[[ Data under study open ]]

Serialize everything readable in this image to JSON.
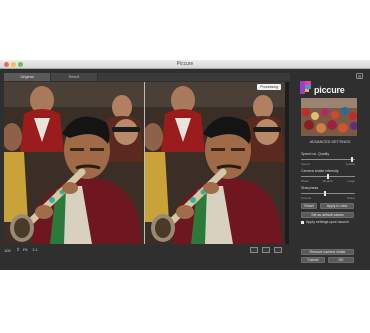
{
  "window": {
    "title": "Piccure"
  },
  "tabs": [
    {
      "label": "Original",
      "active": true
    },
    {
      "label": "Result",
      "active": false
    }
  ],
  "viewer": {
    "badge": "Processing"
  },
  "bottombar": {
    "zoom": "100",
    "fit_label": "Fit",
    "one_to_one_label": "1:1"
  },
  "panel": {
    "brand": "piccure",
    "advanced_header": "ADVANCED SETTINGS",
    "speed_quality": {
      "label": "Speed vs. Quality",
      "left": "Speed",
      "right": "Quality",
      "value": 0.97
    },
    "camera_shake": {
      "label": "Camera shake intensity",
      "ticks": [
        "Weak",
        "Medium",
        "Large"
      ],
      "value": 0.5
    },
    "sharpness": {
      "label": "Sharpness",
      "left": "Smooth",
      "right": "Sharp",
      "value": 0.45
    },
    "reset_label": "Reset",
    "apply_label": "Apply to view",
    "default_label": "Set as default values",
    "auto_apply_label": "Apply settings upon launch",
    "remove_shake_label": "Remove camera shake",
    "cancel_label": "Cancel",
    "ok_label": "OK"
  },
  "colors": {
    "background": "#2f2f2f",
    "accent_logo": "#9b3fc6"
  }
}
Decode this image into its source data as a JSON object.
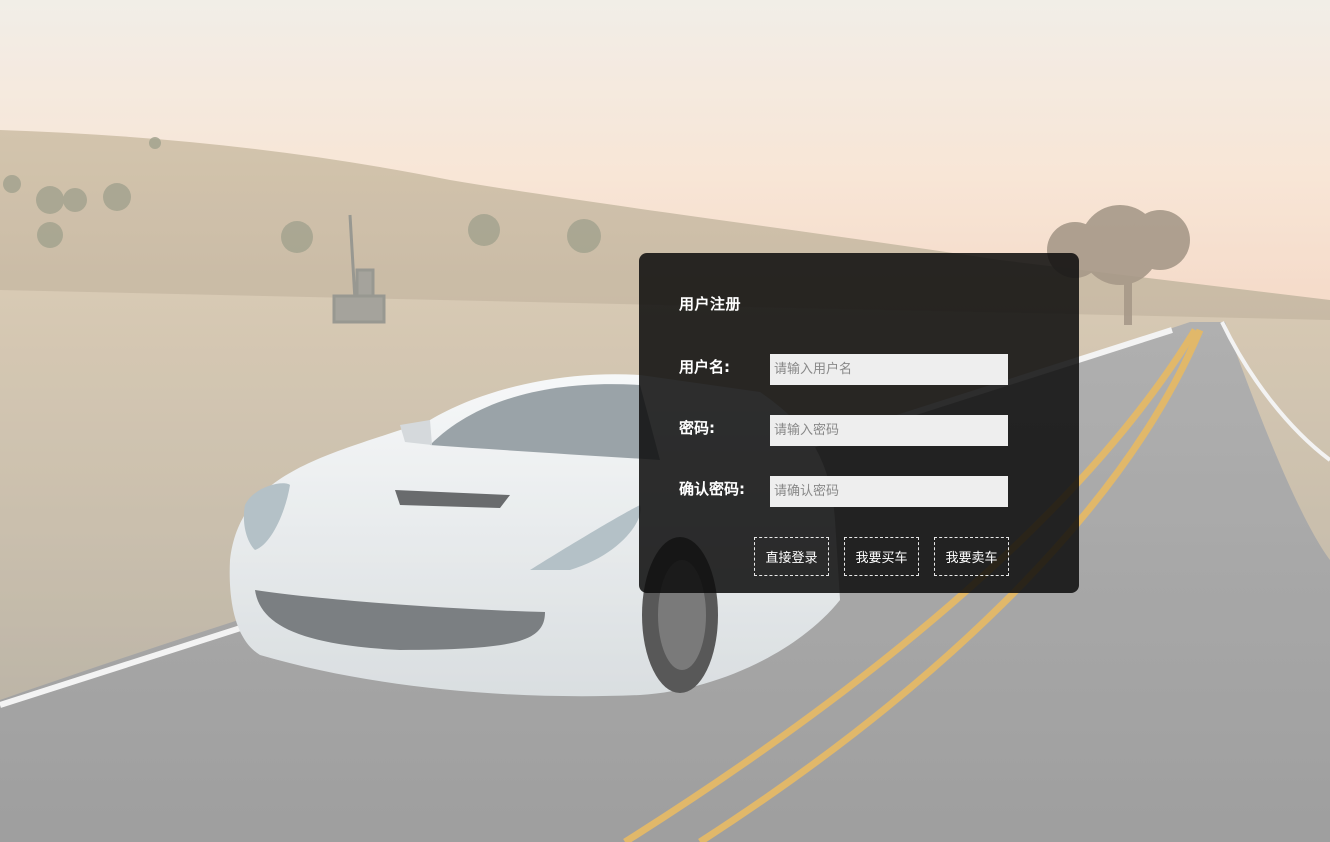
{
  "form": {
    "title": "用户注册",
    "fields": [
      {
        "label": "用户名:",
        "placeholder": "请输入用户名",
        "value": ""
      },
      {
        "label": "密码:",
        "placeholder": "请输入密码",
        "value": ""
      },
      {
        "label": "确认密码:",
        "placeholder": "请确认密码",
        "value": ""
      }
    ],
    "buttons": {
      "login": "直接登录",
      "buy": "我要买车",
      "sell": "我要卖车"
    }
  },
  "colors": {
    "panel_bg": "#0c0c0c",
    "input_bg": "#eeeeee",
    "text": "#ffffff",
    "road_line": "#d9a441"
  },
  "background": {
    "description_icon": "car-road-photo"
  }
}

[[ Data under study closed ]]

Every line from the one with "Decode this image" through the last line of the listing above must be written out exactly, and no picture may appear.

Decode this image into its source data as a JSON object.
{
  "form": {
    "title": "用户注册",
    "fields": [
      {
        "label": "用户名:",
        "placeholder": "请输入用户名",
        "value": ""
      },
      {
        "label": "密码:",
        "placeholder": "请输入密码",
        "value": ""
      },
      {
        "label": "确认密码:",
        "placeholder": "请确认密码",
        "value": ""
      }
    ],
    "buttons": {
      "login": "直接登录",
      "buy": "我要买车",
      "sell": "我要卖车"
    }
  },
  "colors": {
    "panel_bg": "#0c0c0c",
    "input_bg": "#eeeeee",
    "text": "#ffffff",
    "road_line": "#d9a441"
  },
  "background": {
    "description_icon": "car-road-photo"
  }
}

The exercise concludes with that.